Earlier this month, Sen. Tom Harkin (D-IA) introduced the Currency Optimization, Innovation, and National Savings (COINS) Act (S. 1105) to transition the United States to the use of a one-dollar coin rather than a paper dollar. Harkin introduced the bill with Senators Tom Coburn (R-OK), Mike Enzi (R-WY), John McCain (R-AZ), and Mark Udall (D-CO) as co-sponsors. The bill was assigned to the Senate Committee on Banking, Housing, and Urban Affairs. Only Sen. Coburn is a member of the Senate Banking Committee.
This gang of five appears to have put a lot of thought into the bill in order to try to make the transition more palatable. The first provision of the bill is to remove Susan B. Anthony dollars from circulation within six month. Introduced with much fanfare in 1979 as the first U.S. circulating coins to feature the portrait of a woman, the Susie B.’s were an instant failure when they were mistaken for quarters. They were such a failure, some (alleged) journalists who does not know that the dollar coin was redesigned in 2000 to gristle when thinking of their past experiences.
When the coins are withdrawn from circulation (the bill calls them “sequestered”), they will be available for sale to coin dealers and can be sold to countries that use the U.S. dollar as its currency. Otherwise, these Susie B.’s will remain in legal and withdrawn by the banks when they are deposited. Although the bill does not provide explanation for these provisions, it can only be assume to prevent these coins from causing the confusion we experienced when they were released in 1979.

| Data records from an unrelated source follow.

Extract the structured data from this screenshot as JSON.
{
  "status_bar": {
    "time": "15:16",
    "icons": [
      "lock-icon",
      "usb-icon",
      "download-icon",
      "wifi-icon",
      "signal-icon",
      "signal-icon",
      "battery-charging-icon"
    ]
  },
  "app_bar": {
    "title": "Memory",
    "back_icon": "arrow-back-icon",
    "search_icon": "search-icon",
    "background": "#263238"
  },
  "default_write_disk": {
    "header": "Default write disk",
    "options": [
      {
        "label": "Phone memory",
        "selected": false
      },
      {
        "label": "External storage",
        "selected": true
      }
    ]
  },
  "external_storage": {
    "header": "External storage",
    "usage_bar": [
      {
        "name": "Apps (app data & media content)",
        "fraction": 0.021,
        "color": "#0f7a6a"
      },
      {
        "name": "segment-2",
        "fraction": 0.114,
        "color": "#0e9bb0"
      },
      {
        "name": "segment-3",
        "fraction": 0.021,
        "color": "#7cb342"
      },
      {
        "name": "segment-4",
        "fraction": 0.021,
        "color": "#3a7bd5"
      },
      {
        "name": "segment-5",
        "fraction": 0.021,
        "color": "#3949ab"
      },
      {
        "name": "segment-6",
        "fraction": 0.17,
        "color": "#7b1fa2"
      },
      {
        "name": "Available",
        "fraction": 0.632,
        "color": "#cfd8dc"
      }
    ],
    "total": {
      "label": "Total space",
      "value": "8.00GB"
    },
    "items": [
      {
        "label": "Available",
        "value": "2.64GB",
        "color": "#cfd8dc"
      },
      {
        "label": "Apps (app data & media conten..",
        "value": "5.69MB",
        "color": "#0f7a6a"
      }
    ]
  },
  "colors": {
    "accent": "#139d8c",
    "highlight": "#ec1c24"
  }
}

Aside from the circulation reporting requirements, the section encourages countries that have adopted the U.S. dollar to order coins from the Federal Reserve and for the member banks to only ship dollar coins. However, there are countries that have adopted U.S. currency as its standard that cannot afford the shipment of paper currency and have experienced a shortage of Federal Reserve notes for use in its daily commerce. The switch to coins will make shipping that much more expensive and may lead to a currency shortage in some countries.
As the Federal Reserve “sequesters” SBA dollars, the bill says that the Fed is to start replacing notes with coins but not completely. The bill allows both the notes and coins to circulate concurrently until more than 600 million coins are put into circulation or after four years, whichever comes first. Once the co-circulation trigger is met, the Fed will not be allowed to order currency for one year, thus reducing the supply of the paper note leaving people no choice but to use the dollar coin.
One interesting provision of the bill is that it does not completely eliminate the dollar note. According to the bill, the Fed may produce dollar notes “from time to time are appropriate solely to meet the needs of collectors of that denomination.” Much like the half dollar coin that does not circulate but is included in sets and made available to the collecting community, this will allow the Bureau of Engraving and Printing to produce special sets using one dollar notes in much of the same way they do with the $2 notes today.
A little noticed provision of the bill updates the handling of seigniorage that the U.S. Mint deposits into the United States Mint Public Enterprise Fund (31 USC § 5136). The revision simply allows congress to estimate the value of the seigniorage that will be deposited into the Public Enterprise Fund to be used for the budget process. Without this change, the government can only use the actual value in the account, which is the amount deposited in previous years.
It is probably not lost on these senators that since the Treasury pulled back on the production of dollar coins that the amount of seigniorage has decreased. If congress is going to force the dollar coin into circulation, it will increase the seigniorage the U.S. Mint will collect making those profits a prime target for the government to use for its own purposes. This provision will allow congress to attach those profits before being collected rather than waiting for them to be collected. Although this may not sound right, it is consistent with how congress estimates the collection of tax receipts for the current budgetary process.
Considering my recent experience in Canada using one dollar (Loonies) and two dollar (Toonies) coins, I would like to see this bill passed into law. Given the gridlock that congress has demonstrated by passing only 14 bills to this point of the 113th congress, one cannot be optimistic about congressional action.